Provost Mark Richards first encountered the Los Angeles Master Chorale in 1983 while working on his Ph.D. at CalTech. Dr. Richards will renew his acquaintance with the group when he moderates a pre-show discussion about Lagrime di San Pietro with director Peter Sellars and Chorale director Grant Gershon on March 26.

Provost Mark Richards is a scientist with the soul of a musician. Or maybe it’s the other way around. He was born into a family of musicians—his father was a music professor at a small college in Texas; his mother taught piano and played the church organ; his older brother became an orchestra conductor and musicologist, and his younger one is an artist and designer — and he grew up playing the piano, violin, clarinet, saxophone and guitar as well as singing.  

Unlike the rest of his family, however, Dr. Richards chose a different professional path, receiving his bachelor’s degree in engineering from the University of Texas at Austin, followed by a masters in applied physics and a Ph.D. in geophysics from The California Institute of Technology.

Known for its strength in science and engineering, CalTech also has a long history of encouraging its students to participate in the arts, and it was while he was there that Dr. Richards first encountered the L.A. Master Chorale. Prompted by a friend, he auditioned for the Chorale in 1983 when it was under the direction of Roger Wagner, one of the most renowned choral conductors in the field at the time. For two years he sang with the group.

“It was an amazing experience,” he recalls. “I’d drive from the CalTech campus to rehearsals in West Hollywood and it was like entering a different universe.” During his time with the Chorale, Dr. Richards had the opportunity to perform many of the major choral works—including Beethoven’s Ninth Symphony with Placido Domingo at the Hollywood Bowl as part of the 1984 Olympics opening ceremonies.

So naturally, Dr. Richards was interested when he heard that Meany Center would be bringing the L.A. Master Chorale to the UW Campus on March 26 to perform a renaissance masterpiece, Orlando di Lasso’s Lagrime.

Then he learned that the director of this production, Peter Sellars, would also be coming.

It turns out that while he was the Dean of Mathematical and Physical Sciences at UC Berkeley, Dr. Richards had the opportunity to meet the celebrated theater director before the world premiere of John Adams’ monumental opera, Dr. Atomic, for which Sellars was the librettist.

The work focuses on Manhattan Project head Robert Oppenheimer in the weeks leading up to the first test of the first atomic bomb.
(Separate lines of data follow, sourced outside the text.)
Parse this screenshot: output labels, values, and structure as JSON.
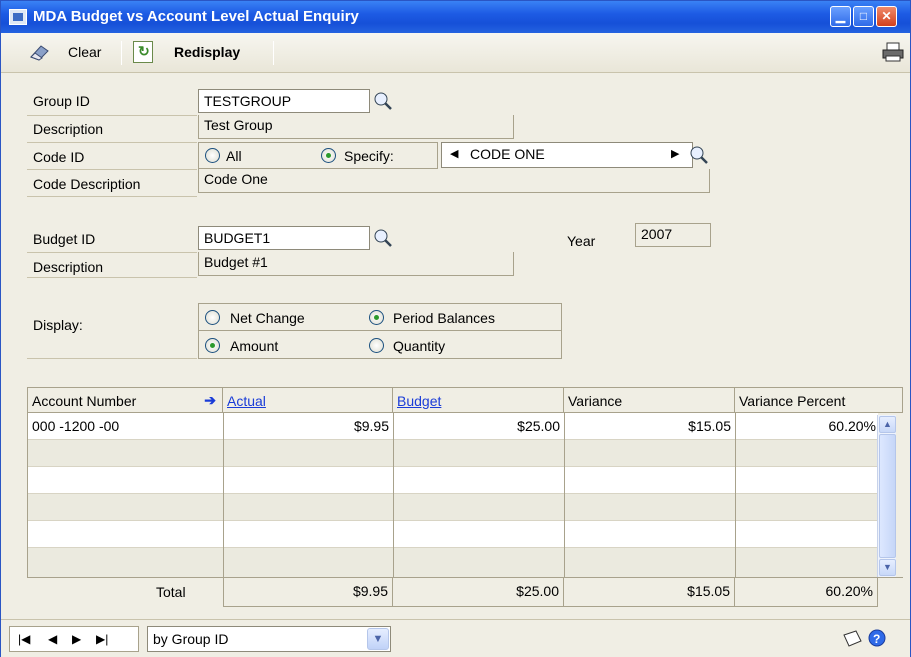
{
  "window": {
    "title": "MDA Budget vs Account Level Actual Enquiry"
  },
  "toolbar": {
    "clear_label": "Clear",
    "redisplay_label": "Redisplay"
  },
  "form": {
    "group_id_label": "Group ID",
    "group_id_value": "TESTGROUP",
    "group_desc_label": "Description",
    "group_desc_value": "Test Group",
    "code_id_label": "Code ID",
    "code_all_label": "All",
    "code_specify_label": "Specify:",
    "code_value": "CODE ONE",
    "code_desc_label": "Code Description",
    "code_desc_value": "Code One",
    "budget_id_label": "Budget ID",
    "budget_id_value": "BUDGET1",
    "year_label": "Year",
    "year_value": "2007",
    "budget_desc_label": "Description",
    "budget_desc_value": "Budget #1",
    "display_label": "Display:",
    "net_change_label": "Net Change",
    "period_balances_label": "Period Balances",
    "amount_label": "Amount",
    "quantity_label": "Quantity"
  },
  "grid": {
    "headers": {
      "account": "Account Number",
      "actual": "Actual",
      "budget": "Budget",
      "variance": "Variance",
      "variance_pct": "Variance Percent"
    },
    "rows": [
      {
        "account": "000 -1200 -00",
        "actual": "$9.95",
        "budget": "$25.00",
        "variance": "$15.05",
        "variance_pct": "60.20%"
      }
    ],
    "totals": {
      "label": "Total",
      "actual": "$9.95",
      "budget": "$25.00",
      "variance": "$15.05",
      "variance_pct": "60.20%"
    }
  },
  "bottom": {
    "sort_value": "by Group ID"
  },
  "colors": {
    "title_bar": "#1d5be4",
    "window_bg": "#f0eee4",
    "link": "#1a3cd8",
    "alt_row": "#ebeadf"
  }
}
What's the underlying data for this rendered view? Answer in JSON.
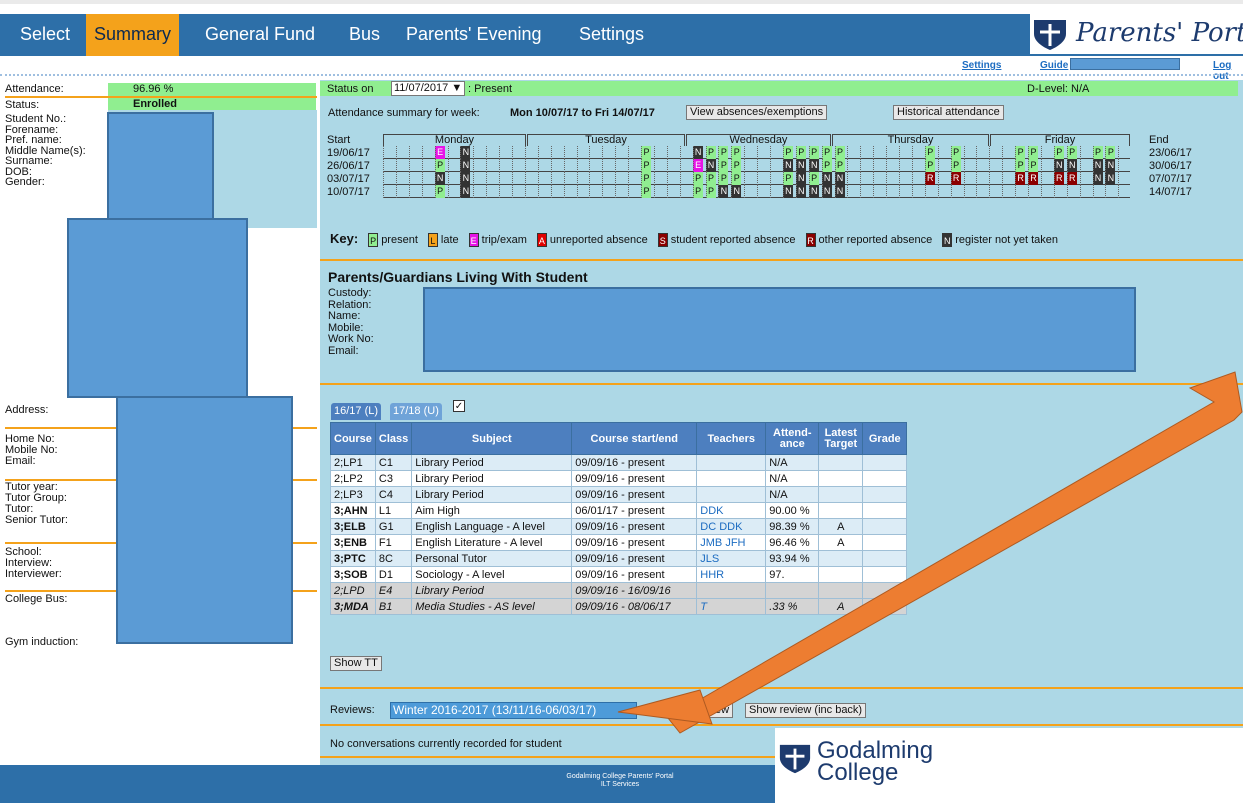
{
  "nav": {
    "items": [
      "Select",
      "Summary",
      "General Fund",
      "Bus",
      "Parents' Evening",
      "Settings"
    ],
    "active": "Summary"
  },
  "brand": {
    "title": "Parents' Portal"
  },
  "sublinks": {
    "settings": "Settings",
    "guide": "Guide",
    "logout": "Log out"
  },
  "student": {
    "attendance_label": "Attendance:",
    "attendance_value": "96.96 %",
    "status_label": "Status:",
    "status_value": "Enrolled",
    "labels1": [
      "Student No.:",
      "Forename:",
      "Pref. name:",
      "Middle Name(s):",
      "Surname:",
      "DOB:",
      "Gender:"
    ],
    "address_label": "Address:",
    "labels2": [
      "Home No:",
      "Mobile No:",
      "Email:",
      "Tutor year:",
      "Tutor Group:",
      "Tutor:",
      "Senior Tutor:",
      "School:",
      "Interview:",
      "Interviewer:",
      "College Bus:"
    ],
    "gym_label": "Gym induction:"
  },
  "status": {
    "prefix": "Status on",
    "date": "11/07/2017",
    "suffix": ": Present",
    "dlevel": "D-Level: N/A"
  },
  "attendance_summary": {
    "label": "Attendance summary for week:",
    "week": "Mon 10/07/17 to Fri 14/07/17",
    "btn_absences": "View absences/exemptions",
    "btn_historical": "Historical attendance"
  },
  "grid": {
    "start": "Start",
    "end": "End",
    "days": [
      "Monday",
      "Tuesday",
      "Wednesday",
      "Thursday",
      "Friday"
    ],
    "rows": [
      {
        "start": "19/06/17",
        "end": "23/06/17",
        "cells": {
          "4": "E",
          "6": "N",
          "20": "P",
          "24": "N",
          "25": "P",
          "26": "P",
          "27": "P",
          "31": "P",
          "32": "P",
          "33": "P",
          "34": "P",
          "35": "P",
          "42": "P",
          "44": "P",
          "49": "P",
          "50": "P",
          "52": "P",
          "53": "P",
          "55": "P",
          "56": "P"
        }
      },
      {
        "start": "26/06/17",
        "end": "30/06/17",
        "cells": {
          "4": "P",
          "6": "N",
          "20": "P",
          "24": "E",
          "25": "N",
          "26": "P",
          "27": "P",
          "31": "N",
          "32": "N",
          "33": "N",
          "34": "P",
          "35": "P",
          "42": "P",
          "44": "P",
          "49": "P",
          "50": "P",
          "52": "N",
          "53": "N",
          "55": "N",
          "56": "N"
        }
      },
      {
        "start": "03/07/17",
        "end": "07/07/17",
        "cells": {
          "4": "N",
          "6": "N",
          "20": "P",
          "24": "P",
          "25": "P",
          "26": "P",
          "27": "P",
          "31": "P",
          "32": "N",
          "33": "P",
          "34": "N",
          "35": "N",
          "42": "R",
          "44": "R",
          "49": "R",
          "50": "R",
          "52": "R",
          "53": "R",
          "55": "N",
          "56": "N"
        }
      },
      {
        "start": "10/07/17",
        "end": "14/07/17",
        "cells": {
          "4": "P",
          "6": "N",
          "20": "P",
          "24": "P",
          "25": "P",
          "26": "N",
          "27": "N",
          "31": "N",
          "32": "N",
          "33": "N",
          "34": "N",
          "35": "N"
        }
      }
    ]
  },
  "key": {
    "title": "Key:",
    "items": [
      {
        "code": "P",
        "label": "present",
        "color": "#90ee90"
      },
      {
        "code": "L",
        "label": "late",
        "color": "#f4a21b"
      },
      {
        "code": "E",
        "label": "trip/exam",
        "color": "#e614e6"
      },
      {
        "code": "A",
        "label": "unreported absence",
        "color": "#e00000"
      },
      {
        "code": "S",
        "label": "student reported absence",
        "color": "#8b0000"
      },
      {
        "code": "R",
        "label": "other reported absence",
        "color": "#8b0000"
      },
      {
        "code": "N",
        "label": "register not yet taken",
        "color": "#333333"
      }
    ]
  },
  "guardians": {
    "title": "Parents/Guardians Living With Student",
    "labels": [
      "Custody:",
      "Relation:",
      "Name:",
      "Mobile:",
      "Work No:",
      "Email:"
    ]
  },
  "courses": {
    "tabs": [
      "16/17 (L)",
      "17/18 (U)"
    ],
    "headers": [
      "Course",
      "Class",
      "Subject",
      "Course start/end",
      "Teachers",
      "Attend-ance",
      "Latest Target",
      "Grade"
    ],
    "rows": [
      {
        "course": "2;LP1",
        "class": "C1",
        "subject": "Library Period",
        "dates": "09/09/16 - present",
        "teachers": "",
        "attendance": "N/A",
        "target": "",
        "grade": "",
        "style": "alt"
      },
      {
        "course": "2;LP2",
        "class": "C3",
        "subject": "Library Period",
        "dates": "09/09/16 - present",
        "teachers": "",
        "attendance": "N/A",
        "target": "",
        "grade": "",
        "style": "w"
      },
      {
        "course": "2;LP3",
        "class": "C4",
        "subject": "Library Period",
        "dates": "09/09/16 - present",
        "teachers": "",
        "attendance": "N/A",
        "target": "",
        "grade": "",
        "style": "alt"
      },
      {
        "course": "3;AHN",
        "class": "L1",
        "subject": "Aim High",
        "dates": "06/01/17 - present",
        "teachers": "DDK",
        "attendance": "90.00 %",
        "target": "",
        "grade": "",
        "style": "w",
        "bold": true
      },
      {
        "course": "3;ELB",
        "class": "G1",
        "subject": "English Language - A level",
        "dates": "09/09/16 - present",
        "teachers": "DC DDK",
        "attendance": "98.39 %",
        "target": "A",
        "grade": "",
        "style": "alt",
        "bold": true
      },
      {
        "course": "3;ENB",
        "class": "F1",
        "subject": "English Literature - A level",
        "dates": "09/09/16 - present",
        "teachers": "JMB JFH",
        "attendance": "96.46 %",
        "target": "A",
        "grade": "",
        "style": "w",
        "bold": true
      },
      {
        "course": "3;PTC",
        "class": "8C",
        "subject": "Personal Tutor",
        "dates": "09/09/16 - present",
        "teachers": "JLS",
        "attendance": "93.94 %",
        "target": "",
        "grade": "",
        "style": "alt",
        "bold": true
      },
      {
        "course": "3;SOB",
        "class": "D1",
        "subject": "Sociology - A level",
        "dates": "09/09/16 - present",
        "teachers": "HHR",
        "attendance": "97.",
        "target": "",
        "grade": "",
        "style": "w",
        "bold": true
      },
      {
        "course": "2;LPD",
        "class": "E4",
        "subject": "Library Period",
        "dates": "09/09/16 - 16/09/16",
        "teachers": "",
        "attendance": "",
        "target": "",
        "grade": "",
        "style": "g"
      },
      {
        "course": "3;MDA",
        "class": "B1",
        "subject": "Media Studies - AS level",
        "dates": "09/09/16 - 08/06/17",
        "teachers": "T",
        "attendance": ".33 %",
        "target": "A",
        "grade": "",
        "style": "g",
        "bold": true
      }
    ],
    "show_tt": "Show TT"
  },
  "reviews": {
    "label": "Reviews:",
    "selected": "Winter 2016-2017 (13/11/16-06/03/17)",
    "btn_show": "how review",
    "btn_show_back": "Show review (inc back)"
  },
  "conversations": {
    "text": "No conversations currently recorded for student"
  },
  "footer": {
    "line1": "Godalming College Parents' Portal",
    "line2": "ILT Services"
  },
  "logo": {
    "line1": "Godalming",
    "line2": "College"
  },
  "colors": {
    "nav": "#2d6fa8",
    "active": "#f4a21b",
    "panel": "#add8e6",
    "status": "#90ee90",
    "arrow": "#ed7d31"
  }
}
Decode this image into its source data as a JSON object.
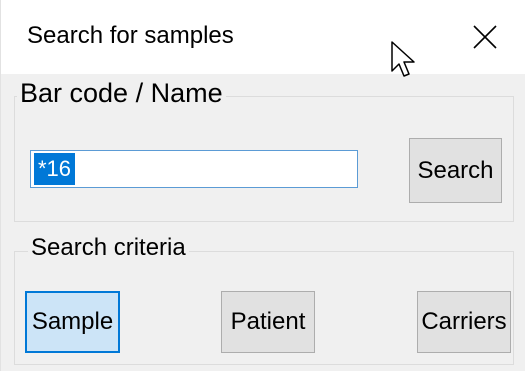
{
  "window": {
    "title": "Search for samples"
  },
  "barcode_group": {
    "legend": "Bar code / Name",
    "search_value": "*16",
    "search_button_label": "Search"
  },
  "criteria_group": {
    "legend": "Search criteria",
    "options": [
      {
        "label": "Sample",
        "selected": true
      },
      {
        "label": "Patient",
        "selected": false
      },
      {
        "label": "Carriers",
        "selected": false
      }
    ]
  },
  "icons": {
    "close": "close-icon",
    "cursor": "mouse-pointer-icon"
  },
  "colors": {
    "selection_highlight": "#0078d7",
    "selected_button_fill": "#cce4f7",
    "button_fill": "#e1e1e1",
    "window_background": "#f0f0f0"
  }
}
Dr. Atomic had particular resonance for Richards since Los Alamos was (and still is) run by the UC System, and Oppenheimer was a professor at Berkeley. He got to know Sellars while hosting him at a series of events held at Berkeley, and even attended Dr. Atomic’s premiere at the San Francisco Opera with him. He remembers Sellars as a man “with an effervescent personality and an obsession for unusual detail.”

Fifteen years later, Provost Richards will renew his acquaintance with both the L.A. Master Chorale and Peter Sellars when he moderates a pre-show discussion about Lagrime with Sellars and Chorale director Grant Gershon on March 26.